  9. ^ "Why are we here? Meaning of life, Biblical Salvation – Francis Chan". Youtube .com. August 30, 2016. Retrieved August 30, 2016.
  10. ^ Giordono, Joseph (March 28, 2000). "Membership explosion leads to expansion Simi church to double in size". Daily News of Los Angeles. Retrieved December 23, 2019. SIMI VALLEY—To accommodate an overflow of worshippers at its existing facility, a 6-year-old Simi Valley church is going ahead with expansion plans that would more than double its current size. Receiving unanimous approval from the Simi Valley Planning Commission last week, leaders of the nondenominational Cornerstone Community Church said the expansion is necessary to serve a membership that has grown from 30 people to 1,600.
  11. ^ Kisken, Tom (January 22, 2008). "1973 ruling on Roe v. Wade still polarizes". Ventura County Star. Camarillo, CA: Gannett. Archived from the original on July 25, 2009. Retrieved December 23, 2019. The Rev. Francis Chan leads one of the largest churches in Ventura County, Cornerstone Community Church in Simi Valley. He, too, argues that abortion is a hugely important issue but said many evangelicals are no longer pushing just one hot button. 'There are a mounting number of believers who are looking at other issues,' he said, listing social justice issues like caring for the poor.
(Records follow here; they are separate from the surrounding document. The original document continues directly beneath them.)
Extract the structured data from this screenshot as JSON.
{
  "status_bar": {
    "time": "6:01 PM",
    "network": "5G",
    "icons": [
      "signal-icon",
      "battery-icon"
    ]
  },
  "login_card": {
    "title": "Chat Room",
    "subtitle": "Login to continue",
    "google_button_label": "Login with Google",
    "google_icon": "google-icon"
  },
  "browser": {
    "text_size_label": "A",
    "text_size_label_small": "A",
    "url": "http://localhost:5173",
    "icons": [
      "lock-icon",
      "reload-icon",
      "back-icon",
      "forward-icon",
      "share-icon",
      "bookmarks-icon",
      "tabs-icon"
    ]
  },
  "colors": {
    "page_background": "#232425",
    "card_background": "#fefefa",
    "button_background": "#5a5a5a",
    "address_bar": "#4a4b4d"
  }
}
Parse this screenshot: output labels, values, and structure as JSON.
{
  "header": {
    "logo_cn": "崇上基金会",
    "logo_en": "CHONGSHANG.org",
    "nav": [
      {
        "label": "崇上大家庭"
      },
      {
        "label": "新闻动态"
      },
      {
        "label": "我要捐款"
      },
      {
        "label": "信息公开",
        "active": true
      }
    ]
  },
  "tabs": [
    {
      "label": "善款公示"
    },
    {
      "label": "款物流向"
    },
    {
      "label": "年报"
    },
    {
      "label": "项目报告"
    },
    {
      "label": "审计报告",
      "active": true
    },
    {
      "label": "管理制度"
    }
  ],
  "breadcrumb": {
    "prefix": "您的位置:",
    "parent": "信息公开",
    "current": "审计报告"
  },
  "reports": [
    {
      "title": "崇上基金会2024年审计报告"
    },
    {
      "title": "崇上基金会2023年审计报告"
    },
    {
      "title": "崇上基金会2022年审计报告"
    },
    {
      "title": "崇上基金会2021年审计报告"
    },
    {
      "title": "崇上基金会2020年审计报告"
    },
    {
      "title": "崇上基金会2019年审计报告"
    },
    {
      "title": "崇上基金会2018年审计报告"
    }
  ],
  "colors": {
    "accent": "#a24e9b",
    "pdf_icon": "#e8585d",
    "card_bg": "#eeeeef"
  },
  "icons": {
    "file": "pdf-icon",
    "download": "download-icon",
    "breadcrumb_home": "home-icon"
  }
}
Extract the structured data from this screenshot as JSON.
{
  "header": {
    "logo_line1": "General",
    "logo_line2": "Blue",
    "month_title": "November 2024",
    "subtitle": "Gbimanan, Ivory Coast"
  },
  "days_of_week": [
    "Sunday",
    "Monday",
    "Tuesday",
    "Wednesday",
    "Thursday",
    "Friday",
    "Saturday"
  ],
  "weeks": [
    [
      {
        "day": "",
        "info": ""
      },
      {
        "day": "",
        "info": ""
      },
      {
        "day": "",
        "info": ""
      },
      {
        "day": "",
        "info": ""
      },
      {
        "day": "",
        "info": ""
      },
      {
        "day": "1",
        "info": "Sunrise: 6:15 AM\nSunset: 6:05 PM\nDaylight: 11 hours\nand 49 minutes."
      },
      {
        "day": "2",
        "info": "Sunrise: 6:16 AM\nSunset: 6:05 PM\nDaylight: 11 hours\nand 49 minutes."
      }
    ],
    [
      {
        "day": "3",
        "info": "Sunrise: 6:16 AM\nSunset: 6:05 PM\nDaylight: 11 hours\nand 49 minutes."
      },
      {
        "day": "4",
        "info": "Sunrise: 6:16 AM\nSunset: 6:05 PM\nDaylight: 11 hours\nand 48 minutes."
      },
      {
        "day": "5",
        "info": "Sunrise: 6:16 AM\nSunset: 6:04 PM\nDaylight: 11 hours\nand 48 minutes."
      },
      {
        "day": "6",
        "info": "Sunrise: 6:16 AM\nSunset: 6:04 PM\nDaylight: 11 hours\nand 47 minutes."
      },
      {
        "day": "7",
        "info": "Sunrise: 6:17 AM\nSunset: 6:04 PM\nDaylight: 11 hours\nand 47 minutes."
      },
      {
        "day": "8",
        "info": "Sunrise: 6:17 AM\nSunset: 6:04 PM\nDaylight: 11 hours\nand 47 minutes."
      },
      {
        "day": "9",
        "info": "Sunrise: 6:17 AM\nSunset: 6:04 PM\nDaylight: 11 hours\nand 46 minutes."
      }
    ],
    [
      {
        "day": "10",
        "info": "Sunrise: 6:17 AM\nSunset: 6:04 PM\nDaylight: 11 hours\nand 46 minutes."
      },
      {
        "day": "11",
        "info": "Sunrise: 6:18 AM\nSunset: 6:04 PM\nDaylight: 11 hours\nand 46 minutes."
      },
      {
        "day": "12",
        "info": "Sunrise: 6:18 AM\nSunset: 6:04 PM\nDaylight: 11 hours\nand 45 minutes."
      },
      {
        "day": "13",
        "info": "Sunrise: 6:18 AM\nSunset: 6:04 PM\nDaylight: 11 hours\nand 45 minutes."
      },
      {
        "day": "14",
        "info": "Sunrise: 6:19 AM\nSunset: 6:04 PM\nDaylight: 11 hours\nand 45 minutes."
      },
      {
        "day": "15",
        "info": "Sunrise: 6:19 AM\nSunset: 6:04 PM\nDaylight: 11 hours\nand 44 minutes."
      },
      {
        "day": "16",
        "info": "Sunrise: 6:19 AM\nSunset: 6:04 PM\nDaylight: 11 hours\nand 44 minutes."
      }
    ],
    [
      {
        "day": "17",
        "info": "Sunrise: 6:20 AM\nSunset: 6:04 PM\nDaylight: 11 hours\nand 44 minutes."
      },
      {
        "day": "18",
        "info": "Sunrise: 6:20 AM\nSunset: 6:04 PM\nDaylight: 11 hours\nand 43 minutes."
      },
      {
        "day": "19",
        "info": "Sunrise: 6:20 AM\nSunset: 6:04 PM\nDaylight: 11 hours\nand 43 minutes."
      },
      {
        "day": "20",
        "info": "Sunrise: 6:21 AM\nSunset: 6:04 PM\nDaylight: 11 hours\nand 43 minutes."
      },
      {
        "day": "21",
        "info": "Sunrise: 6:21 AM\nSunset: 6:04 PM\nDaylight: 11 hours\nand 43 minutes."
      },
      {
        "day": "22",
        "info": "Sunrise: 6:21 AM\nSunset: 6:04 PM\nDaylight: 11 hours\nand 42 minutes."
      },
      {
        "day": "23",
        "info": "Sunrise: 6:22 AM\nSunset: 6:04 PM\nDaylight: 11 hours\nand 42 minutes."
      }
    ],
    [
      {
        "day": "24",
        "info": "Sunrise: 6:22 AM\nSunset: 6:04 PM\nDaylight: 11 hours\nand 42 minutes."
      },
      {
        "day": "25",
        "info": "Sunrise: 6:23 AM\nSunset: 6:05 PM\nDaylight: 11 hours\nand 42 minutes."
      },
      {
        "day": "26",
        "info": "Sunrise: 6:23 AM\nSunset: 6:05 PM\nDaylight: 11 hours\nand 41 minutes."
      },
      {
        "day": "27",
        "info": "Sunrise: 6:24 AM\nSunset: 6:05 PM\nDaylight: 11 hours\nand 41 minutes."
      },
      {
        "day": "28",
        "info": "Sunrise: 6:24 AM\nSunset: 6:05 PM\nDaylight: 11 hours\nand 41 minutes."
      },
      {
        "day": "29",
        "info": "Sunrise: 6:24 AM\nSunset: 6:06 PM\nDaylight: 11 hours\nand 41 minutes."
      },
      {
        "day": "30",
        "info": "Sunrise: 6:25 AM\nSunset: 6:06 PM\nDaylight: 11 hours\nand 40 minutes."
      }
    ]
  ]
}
  12. ^ a b c EBC Staff (2013). "The Story of Eternity". Eternity Bible College (EBC). Archived from the original on December 26, 2014. Retrieved December 23, 2019.
  13. ^ "Patrons & Ambassadors – Who We Are – Care For Children – Family First in Asia". careforchildren.com. Archived from the original on October 18, 2016. Retrieved December 6, 2016.
  14. ^ "Just Stop and Think – inspirational Movies – Think About God". Just Stop and Think.
  15. ^ Dyck, Drew (November 4, 2008). "Who's Behind 'Crazy Love'?". Ministry Today. Retrieved June 11, 2009.
  16. ^ "The Eucharist is Making Francis Chan More Reformed, Not Less". Theopolis Institute. January 8, 2020. Retrieved January 27, 2020.
  17. ^ Smethurst, Matt; Chan, Francis; Chan, Lisa (December 18, 2014). "Marriage in Light of Forever: Francis and Lisa Chan on the Secret to Relational Success" (author interview, via email). TGC. The Gospel Coalition (TGC) (U.S. Edition, online). Retrieved December 23, 2019.
  18. ^ "Rachel Chan Artist Profile". News Release Today. Retrieved March 15, 2016.

External links[edit]